Scientists now think that one place where life like ours might continue before the sun dies altogether is Titan, a moon orbiting the planet Saturn. Right now it is frozen solid, but as the sun expands, it will warm up. Probes sent to Titan suggest that right now it is quite similar to Earth four billion years ago. It is surrounded by clouds of methane and nitrogen and has great pools of hydrocarbons, just the kind of organic molecules needed to kick-start life.
We used to think Mars might be a good place to live, but analyses now suggests that the water has concentrations of minerals that would make life as we know it untenable.
The disadvantage of living on Titan is that it will eventually return to its deep freeze state once the sun burns itself out, and the solar system as we know it will cease to exist.
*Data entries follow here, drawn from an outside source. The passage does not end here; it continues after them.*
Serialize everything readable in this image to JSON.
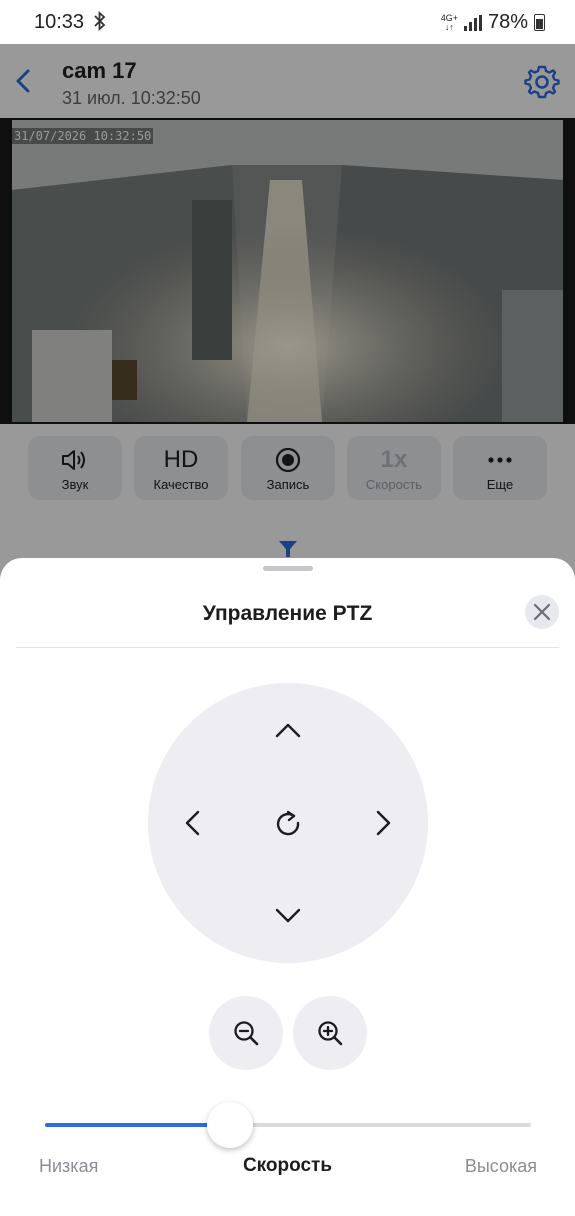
{
  "status_bar": {
    "time": "10:33",
    "network": "4G+",
    "battery_percent": "78%"
  },
  "header": {
    "title": "cam 17",
    "subtitle": "31 июл. 10:32:50"
  },
  "video": {
    "timestamp": "31/07/2026 10:32:50"
  },
  "controls": [
    {
      "label": "Звук",
      "icon": "speaker-icon"
    },
    {
      "label": "Качество",
      "icon_text": "HD"
    },
    {
      "label": "Запись",
      "icon": "record-icon"
    },
    {
      "label": "Скорость",
      "icon_text": "1x",
      "disabled": true
    },
    {
      "label": "Еще",
      "icon": "more-icon"
    }
  ],
  "ptz_sheet": {
    "title": "Управление PTZ",
    "speed": {
      "label": "Скорость",
      "low": "Низкая",
      "high": "Высокая",
      "value_fraction": 0.38
    }
  },
  "colors": {
    "accent": "#2f6be0",
    "surface": "#ededf2"
  }
}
On the other hand, as a temporary stopover, it’s a lot closer than the other nearest planet that might have possibilities for us. That one is about 5000 years away.